In our travels over the holidays and as weather continues to worsen, it’s likely that many of us will see at least one severe car accident. When we come across one, we may feel any combination of sadness and empathy for the folks involved, relief that it’s not us, annoyance at the delay, and an impulse to help. It’s this last bit I’d like to talk about, because wanting to help does nobody any good if it gets the helper hurt too. After all, one of the first rules is to put on your own oxygen mask first, because you can’t save others if you don’t save yourself first.
We start with one of the most difficult to accept ways of being useful at a car accident scene: keep driving. Keep going at a steady pace, making sure that you limit sudden stops or swerves, and that you stay out of the way of emergency vehicles and people who are on the street doing work for the victims. Like driving carefully in bad weather, the idea is drive defensively, to prevent additional accidents by leaving yourself plenty of room and watching who’s around you to guess what they might do instead of doing your best to see details of the accident. Humans are curious creatures and some amount of rubbernecking is normal, but we need to do our best not to let it take over our driving. Not only is it rude, it means you’re distracted and can rear-end a vehicle in front of you or have to stop so suddenly that you are hit instead. While you’re at it, pay attention for incoming police cars, ambulances, fire trucks, and tow trucks so that you stay out of their paths. That will help them get to the accident as quickly as possible so that the people involved can be treated and the vehicles cleared for the road to reopen. It doesn’t feel like much of anything at all, I know, but I promise both emergency services and other drivers will appreciate your efforts to keep traffic moving.
You may not be able to get your car past the accident scene, or really really not want to. In those cases, you might be able to help while staying safely inside.

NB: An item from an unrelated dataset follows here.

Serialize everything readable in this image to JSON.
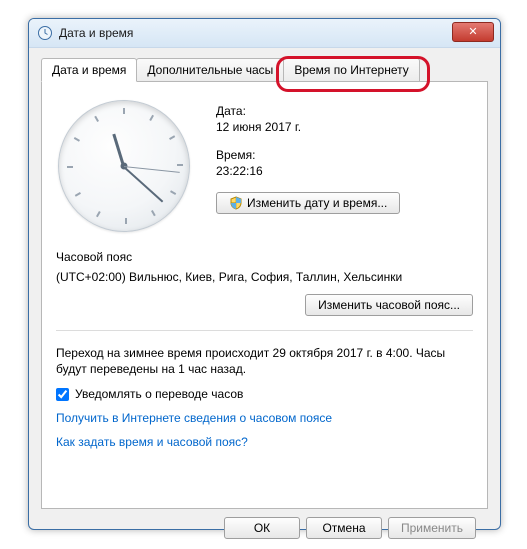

For instance, if you don’t see emergency services coming (or you witnessed the crash), you might want to call 911 to get them on their way. Remember, though, that dispatchers are a limited resource so be thoughtful about whether your call will alert them to something they don’t know about, or clog up their phone lines and attention. If you saw what happened and want to help by providing that information for investigation purposes, you may be better off waiting until the police show up or calling them later on their non-emergency line to give your statement. You can also park your car and turn on lights and blinkers to make the accident scene more visible. This becomes especially important when lighting or weather conditions, bends in the road, or similar vision barriers are in play, so that you can help others drive by safely. If your way forward is blocked, even just pulling your car well out of the way and not getting out of it can be good, because you aren’t interfering with rescue work and you aren’t becoming a new accident.
If you must get out, then be extra careful to keep in mind your own safety first. You need to pay close attention to what other cars are doing, so that you don’t become an extra victim. It’s distressingly common for another vehicle to come along and run into one of the cars stopped for the accident, pushing it into the people behind it, or to hit a person who is walking out from behind or between those stopped cars. Not everyone will be as courteous and careful as you will be when you drive by a crash, so take those folks into account if you leave your vehicle. Then while you’re out there, don’t just stand around and get in the way, thinking that more people on site is somehow helpful. Either remove yourself from the scene as much as possible, or do something useful. One of the reasons I recommend the Stop the Bleed program so highly is because it will teach you some of the skills that can be important in these types of circumstances. Expanding beyond that into more comprehensive first aid programs, and carrying appropriate medical supplies with you or in your vehicle, will enable you to manage the scene and treat injured people until professional help arrives. Part of that may – and perhaps should – include considering how to direct traffic around the accident. Flares, reflective hazard triangles, and bright flashlights all can direct emergency services towards the accident and keep other cars away. Having those in your car and knowing how to use them can be part of protecting accident victims as much as ensuring you stay safe while you do it.
I get it: none of us wants to be the kind of person who would turn away from a fellow human being in need of aid. Having compassion for someone who is hurt and wanting to help is normal, and even admirable. To do so productively, however, can be challenging. One of the ways we can do that is to expand our idea of what helping looks like. Sometimes, it’s not direct, hands-on aid so much as staying out of the way. At the same time, we need to contract our idea of what helping looks like, so that we don’t include scenarios where we become more of a hindrance if not our own tragedy entirely. Thinking through the circumstances where we might offer assistance, and ensuring that we have considered potential outcomes and consequences and prepared ourselves accordingly is vital not only for your own survival, but for best helping the folks around you.